  • Publish Date: Posted over 8 years ago
  • Author: Emma Dadswell


It came as no surprise when it was announced last month that Windows Live Messenger, formerly known as MSN Messenger, will finally be shut down by Microsoft this spring after serving Internet users for more than 13 years. The concept of instant messaging now seems positively prehistoric when compared to modern mediums of communication such as Twitter, Skype and Apple’s FaceTime – but once the platform was heralded as the future of online communication. In fact, some believed MSN would make email obsolete.

What perhaps may be more shocking though, are recent reports that Facebook lost 600,000 users in Britain late last year, indicating that the company is reaching its social limit in this country. Around 1.86% of Facebook’s 33 million British users did not log on in December, suggesting that many are beginning to lose interest in the platform.
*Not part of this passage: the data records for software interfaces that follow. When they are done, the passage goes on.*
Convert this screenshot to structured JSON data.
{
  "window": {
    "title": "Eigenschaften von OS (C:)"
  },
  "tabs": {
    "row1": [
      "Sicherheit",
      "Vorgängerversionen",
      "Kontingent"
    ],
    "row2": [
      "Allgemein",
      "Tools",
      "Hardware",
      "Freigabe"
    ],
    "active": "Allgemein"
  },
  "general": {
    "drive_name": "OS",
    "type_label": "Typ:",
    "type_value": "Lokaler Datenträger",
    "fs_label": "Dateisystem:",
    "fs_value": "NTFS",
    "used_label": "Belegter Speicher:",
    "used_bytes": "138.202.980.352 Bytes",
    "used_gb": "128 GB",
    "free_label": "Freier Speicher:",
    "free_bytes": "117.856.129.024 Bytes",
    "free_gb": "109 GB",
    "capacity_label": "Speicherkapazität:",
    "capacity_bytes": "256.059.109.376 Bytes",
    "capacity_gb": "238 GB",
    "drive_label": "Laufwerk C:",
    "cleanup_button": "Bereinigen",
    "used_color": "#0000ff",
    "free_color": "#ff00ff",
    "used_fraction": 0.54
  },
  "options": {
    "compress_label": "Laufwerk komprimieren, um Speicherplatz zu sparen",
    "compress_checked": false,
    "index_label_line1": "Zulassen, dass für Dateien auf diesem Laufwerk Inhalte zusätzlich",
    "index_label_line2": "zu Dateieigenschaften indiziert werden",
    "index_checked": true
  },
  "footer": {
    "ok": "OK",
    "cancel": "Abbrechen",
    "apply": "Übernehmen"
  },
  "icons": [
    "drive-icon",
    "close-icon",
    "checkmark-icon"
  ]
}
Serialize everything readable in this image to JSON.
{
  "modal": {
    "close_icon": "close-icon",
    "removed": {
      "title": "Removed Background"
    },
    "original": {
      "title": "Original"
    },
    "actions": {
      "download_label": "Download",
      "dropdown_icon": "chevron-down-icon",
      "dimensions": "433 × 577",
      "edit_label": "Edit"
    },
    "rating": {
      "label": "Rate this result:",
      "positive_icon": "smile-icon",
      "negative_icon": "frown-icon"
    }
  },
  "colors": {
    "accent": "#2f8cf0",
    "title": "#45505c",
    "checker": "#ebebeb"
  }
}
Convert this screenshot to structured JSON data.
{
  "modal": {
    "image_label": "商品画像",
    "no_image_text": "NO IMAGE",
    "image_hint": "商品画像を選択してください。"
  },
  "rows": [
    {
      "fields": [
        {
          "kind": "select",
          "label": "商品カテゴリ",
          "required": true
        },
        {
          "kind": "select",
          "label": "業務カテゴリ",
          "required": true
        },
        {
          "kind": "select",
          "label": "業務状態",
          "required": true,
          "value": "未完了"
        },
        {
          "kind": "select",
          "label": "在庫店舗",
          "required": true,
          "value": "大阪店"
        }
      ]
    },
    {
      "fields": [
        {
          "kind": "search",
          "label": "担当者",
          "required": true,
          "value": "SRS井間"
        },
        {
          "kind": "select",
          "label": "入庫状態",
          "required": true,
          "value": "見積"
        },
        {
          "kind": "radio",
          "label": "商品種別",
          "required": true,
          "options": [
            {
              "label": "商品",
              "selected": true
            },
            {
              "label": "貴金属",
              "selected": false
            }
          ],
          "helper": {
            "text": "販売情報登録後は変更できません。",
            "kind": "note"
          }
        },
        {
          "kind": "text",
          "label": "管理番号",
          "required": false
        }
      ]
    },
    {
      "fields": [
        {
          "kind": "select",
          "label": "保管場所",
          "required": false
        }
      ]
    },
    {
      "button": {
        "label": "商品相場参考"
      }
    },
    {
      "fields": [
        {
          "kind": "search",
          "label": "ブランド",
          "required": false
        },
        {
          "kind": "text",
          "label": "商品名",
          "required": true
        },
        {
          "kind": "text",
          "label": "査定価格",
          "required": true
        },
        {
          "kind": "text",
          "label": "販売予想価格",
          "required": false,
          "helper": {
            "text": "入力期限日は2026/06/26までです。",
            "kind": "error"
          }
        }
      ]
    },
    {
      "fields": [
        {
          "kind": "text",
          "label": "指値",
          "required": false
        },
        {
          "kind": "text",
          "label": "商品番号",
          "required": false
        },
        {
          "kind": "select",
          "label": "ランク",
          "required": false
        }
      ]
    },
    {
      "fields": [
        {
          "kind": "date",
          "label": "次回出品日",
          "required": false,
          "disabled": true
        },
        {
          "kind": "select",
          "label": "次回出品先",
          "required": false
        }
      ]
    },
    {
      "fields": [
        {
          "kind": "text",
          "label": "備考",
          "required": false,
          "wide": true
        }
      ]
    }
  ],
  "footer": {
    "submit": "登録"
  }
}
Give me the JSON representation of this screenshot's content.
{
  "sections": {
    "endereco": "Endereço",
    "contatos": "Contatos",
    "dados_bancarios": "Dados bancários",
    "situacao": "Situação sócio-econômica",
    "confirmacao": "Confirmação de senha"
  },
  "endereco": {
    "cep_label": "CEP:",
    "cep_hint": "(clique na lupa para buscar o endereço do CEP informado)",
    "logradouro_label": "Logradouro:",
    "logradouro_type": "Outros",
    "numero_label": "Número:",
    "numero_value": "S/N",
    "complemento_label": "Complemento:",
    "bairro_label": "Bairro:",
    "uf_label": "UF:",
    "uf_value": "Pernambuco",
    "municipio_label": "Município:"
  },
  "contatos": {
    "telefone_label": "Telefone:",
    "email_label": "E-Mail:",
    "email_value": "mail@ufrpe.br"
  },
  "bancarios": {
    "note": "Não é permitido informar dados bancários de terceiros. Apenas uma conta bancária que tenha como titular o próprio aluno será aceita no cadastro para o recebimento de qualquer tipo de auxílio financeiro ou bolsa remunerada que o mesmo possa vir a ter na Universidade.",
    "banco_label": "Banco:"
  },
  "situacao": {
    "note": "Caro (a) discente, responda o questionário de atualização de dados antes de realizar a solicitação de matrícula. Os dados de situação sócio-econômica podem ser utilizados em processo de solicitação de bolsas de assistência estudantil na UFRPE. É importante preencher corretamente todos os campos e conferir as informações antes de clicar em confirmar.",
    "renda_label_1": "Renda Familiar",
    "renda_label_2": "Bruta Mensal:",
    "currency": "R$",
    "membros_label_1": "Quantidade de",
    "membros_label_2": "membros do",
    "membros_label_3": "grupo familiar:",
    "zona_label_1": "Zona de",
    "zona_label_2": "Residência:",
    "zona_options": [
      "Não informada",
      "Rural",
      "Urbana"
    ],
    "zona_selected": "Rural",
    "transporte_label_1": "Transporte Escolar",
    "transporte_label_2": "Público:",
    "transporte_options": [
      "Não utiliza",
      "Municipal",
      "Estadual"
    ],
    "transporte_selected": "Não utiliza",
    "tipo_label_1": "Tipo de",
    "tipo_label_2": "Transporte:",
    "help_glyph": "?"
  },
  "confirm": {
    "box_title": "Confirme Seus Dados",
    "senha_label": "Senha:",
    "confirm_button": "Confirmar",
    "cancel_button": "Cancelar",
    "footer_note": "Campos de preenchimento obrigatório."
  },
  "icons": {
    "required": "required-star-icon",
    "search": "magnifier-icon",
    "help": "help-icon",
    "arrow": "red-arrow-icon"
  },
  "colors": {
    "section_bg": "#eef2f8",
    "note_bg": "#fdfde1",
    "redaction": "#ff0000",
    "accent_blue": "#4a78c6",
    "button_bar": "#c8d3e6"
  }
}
Could it be that Facebook has reached the end of its lifecycle?

Instagram has also seen the number of daily users drop by more than half following a boycott over plans to sell pictures to advertisers. Subscribers to the photo sharing website – owned by Facebook – fell from about 16m to 7.6m during December 2012.

When we can now engage with our friends and contacts through video messaging via mobile in an instant, are platforms with complex security settings and ever increasing legal stipulations outdated? Has the transformation from innovative start-up to corporate monster diluted the very essence of some social networks? Have they in fact become unsociable?

The social media landscape is crowded to say the least and research suggests that some big players are reaching saturation point in core markets. That said, the digital marketplace is booming - with fledgling creative brands vying for the attention of an experimental user base. Customer is king and the heat is on to lure savvy consumers with features that fit their fragmented, mobile and global lives.

New Myspace — with its drastically different redesign — has left invite-only mode, opening up the revamped social network to the public. Meanwhile, Branch - a minimalist social platform - was launched by the founders of Twitter this week. Snapchat and Yammer have also recently been hitting the headlines for all the right reasons.

News that Facebook is launching its own search engine – with the help of user data – may demonstrate the growth and resilience of the brand. But the emergence of fresh social media platforms is offering consumers the choice they crave, and only the strongest networks will thrive. One thing is for sure - developers, marketers and back office teams in the digital arena have everything to play for. What are your predictions? Let us know by commenting below.